■ **Entries provided**
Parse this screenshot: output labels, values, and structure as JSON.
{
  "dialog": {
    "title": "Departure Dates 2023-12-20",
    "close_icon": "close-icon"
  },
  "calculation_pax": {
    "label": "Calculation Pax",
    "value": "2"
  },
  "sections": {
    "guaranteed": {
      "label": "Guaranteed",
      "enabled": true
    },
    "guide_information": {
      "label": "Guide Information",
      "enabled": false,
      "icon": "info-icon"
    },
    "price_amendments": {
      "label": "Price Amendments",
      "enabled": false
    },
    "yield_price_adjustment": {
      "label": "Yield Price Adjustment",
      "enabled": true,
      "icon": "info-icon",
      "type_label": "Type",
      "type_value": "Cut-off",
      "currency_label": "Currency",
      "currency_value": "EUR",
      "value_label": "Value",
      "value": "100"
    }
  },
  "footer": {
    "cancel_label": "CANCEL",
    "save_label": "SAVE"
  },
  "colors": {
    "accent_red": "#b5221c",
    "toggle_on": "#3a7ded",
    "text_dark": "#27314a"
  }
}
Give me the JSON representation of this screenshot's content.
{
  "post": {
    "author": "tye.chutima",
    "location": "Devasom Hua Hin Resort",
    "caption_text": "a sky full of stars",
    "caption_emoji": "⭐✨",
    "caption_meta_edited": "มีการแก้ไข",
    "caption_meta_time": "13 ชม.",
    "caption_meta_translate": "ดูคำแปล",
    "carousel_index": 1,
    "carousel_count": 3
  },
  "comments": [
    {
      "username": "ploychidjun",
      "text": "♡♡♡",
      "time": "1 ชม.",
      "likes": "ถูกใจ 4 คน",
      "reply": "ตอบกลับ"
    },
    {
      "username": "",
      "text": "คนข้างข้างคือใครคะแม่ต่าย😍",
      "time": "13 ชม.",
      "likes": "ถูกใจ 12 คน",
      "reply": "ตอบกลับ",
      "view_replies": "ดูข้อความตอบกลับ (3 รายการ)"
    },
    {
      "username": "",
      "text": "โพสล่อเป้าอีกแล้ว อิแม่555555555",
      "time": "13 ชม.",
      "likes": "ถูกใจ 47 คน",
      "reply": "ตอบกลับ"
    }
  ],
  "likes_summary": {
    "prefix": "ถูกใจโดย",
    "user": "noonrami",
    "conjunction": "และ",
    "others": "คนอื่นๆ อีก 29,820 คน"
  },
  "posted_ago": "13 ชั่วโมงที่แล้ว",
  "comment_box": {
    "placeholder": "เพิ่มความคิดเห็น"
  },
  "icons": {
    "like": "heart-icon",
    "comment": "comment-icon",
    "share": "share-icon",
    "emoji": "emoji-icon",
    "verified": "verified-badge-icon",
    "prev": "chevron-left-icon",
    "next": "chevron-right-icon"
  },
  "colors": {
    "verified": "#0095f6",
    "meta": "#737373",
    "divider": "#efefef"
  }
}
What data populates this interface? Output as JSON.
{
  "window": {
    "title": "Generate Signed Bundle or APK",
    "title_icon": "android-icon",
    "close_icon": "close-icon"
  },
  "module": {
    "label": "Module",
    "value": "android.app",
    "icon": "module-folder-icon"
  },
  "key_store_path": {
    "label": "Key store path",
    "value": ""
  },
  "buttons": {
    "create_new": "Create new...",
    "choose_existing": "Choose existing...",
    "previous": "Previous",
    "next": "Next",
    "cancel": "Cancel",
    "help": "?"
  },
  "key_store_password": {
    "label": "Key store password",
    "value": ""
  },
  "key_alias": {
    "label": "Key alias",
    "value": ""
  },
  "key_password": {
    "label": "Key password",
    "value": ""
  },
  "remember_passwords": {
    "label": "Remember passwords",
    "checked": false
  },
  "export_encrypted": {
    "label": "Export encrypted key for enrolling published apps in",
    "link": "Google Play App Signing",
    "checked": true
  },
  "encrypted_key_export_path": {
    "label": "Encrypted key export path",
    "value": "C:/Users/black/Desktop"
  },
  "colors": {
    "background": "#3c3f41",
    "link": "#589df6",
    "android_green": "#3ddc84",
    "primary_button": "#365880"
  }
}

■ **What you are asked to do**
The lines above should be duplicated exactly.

■ **Output for this exercise**
Parse this screenshot: output labels, values, and structure as JSON.
{
  "dialog": {
    "title": "Departure Dates 2023-12-20",
    "close_icon": "close-icon"
  },
  "calculation_pax": {
    "label": "Calculation Pax",
    "value": "2"
  },
  "sections": {
    "guaranteed": {
      "label": "Guaranteed",
      "enabled": true
    },
    "guide_information": {
      "label": "Guide Information",
      "enabled": false,
      "icon": "info-icon"
    },
    "price_amendments": {
      "label": "Price Amendments",
      "enabled": false
    },
    "yield_price_adjustment": {
      "label": "Yield Price Adjustment",
      "enabled": true,
      "icon": "info-icon",
      "type_label": "Type",
      "type_value": "Cut-off",
      "currency_label": "Currency",
      "currency_value": "EUR",
      "value_label": "Value",
      "value": "100"
    }
  },
  "footer": {
    "cancel_label": "CANCEL",
    "save_label": "SAVE"
  },
  "colors": {
    "accent_red": "#b5221c",
    "toggle_on": "#3a7ded",
    "text_dark": "#27314a"
  }
}
Give me the JSON representation of this screenshot's content.
{
  "post": {
    "author": "tye.chutima",
    "location": "Devasom Hua Hin Resort",
    "caption_text": "a sky full of stars",
    "caption_emoji": "⭐✨",
    "caption_meta_edited": "มีการแก้ไข",
    "caption_meta_time": "13 ชม.",
    "caption_meta_translate": "ดูคำแปล",
    "carousel_index": 1,
    "carousel_count": 3
  },
  "comments": [
    {
      "username": "ploychidjun",
      "text": "♡♡♡",
      "time": "1 ชม.",
      "likes": "ถูกใจ 4 คน",
      "reply": "ตอบกลับ"
    },
    {
      "username": "",
      "text": "คนข้างข้างคือใครคะแม่ต่าย😍",
      "time": "13 ชม.",
      "likes": "ถูกใจ 12 คน",
      "reply": "ตอบกลับ",
      "view_replies": "ดูข้อความตอบกลับ (3 รายการ)"
    },
    {
      "username": "",
      "text": "โพสล่อเป้าอีกแล้ว อิแม่555555555",
      "time": "13 ชม.",
      "likes": "ถูกใจ 47 คน",
      "reply": "ตอบกลับ"
    }
  ],
  "likes_summary": {
    "prefix": "ถูกใจโดย",
    "user": "noonrami",
    "conjunction": "และ",
    "others": "คนอื่นๆ อีก 29,820 คน"
  },
  "posted_ago": "13 ชั่วโมงที่แล้ว",
  "comment_box": {
    "placeholder": "เพิ่มความคิดเห็น"
  },
  "icons": {
    "like": "heart-icon",
    "comment": "comment-icon",
    "share": "share-icon",
    "emoji": "emoji-icon",
    "verified": "verified-badge-icon",
    "prev": "chevron-left-icon",
    "next": "chevron-right-icon"
  },
  "colors": {
    "verified": "#0095f6",
    "meta": "#737373",
    "divider": "#efefef"
  }
}
What data populates this interface? Output as JSON.
{
  "window": {
    "title": "Generate Signed Bundle or APK",
    "title_icon": "android-icon",
    "close_icon": "close-icon"
  },
  "module": {
    "label": "Module",
    "value": "android.app",
    "icon": "module-folder-icon"
  },
  "key_store_path": {
    "label": "Key store path",
    "value": ""
  },
  "buttons": {
    "create_new": "Create new...",
    "choose_existing": "Choose existing...",
    "previous": "Previous",
    "next": "Next",
    "cancel": "Cancel",
    "help": "?"
  },
  "key_store_password": {
    "label": "Key store password",
    "value": ""
  },
  "key_alias": {
    "label": "Key alias",
    "value": ""
  },
  "key_password": {
    "label": "Key password",
    "value": ""
  },
  "remember_passwords": {
    "label": "Remember passwords",
    "checked": false
  },
  "export_encrypted": {
    "label": "Export encrypted key for enrolling published apps in",
    "link": "Google Play App Signing",
    "checked": true
  },
  "encrypted_key_export_path": {
    "label": "Encrypted key export path",
    "value": "C:/Users/black/Desktop"
  },
  "colors": {
    "background": "#3c3f41",
    "link": "#589df6",
    "android_green": "#3ddc84",
    "primary_button": "#365880"
  }
}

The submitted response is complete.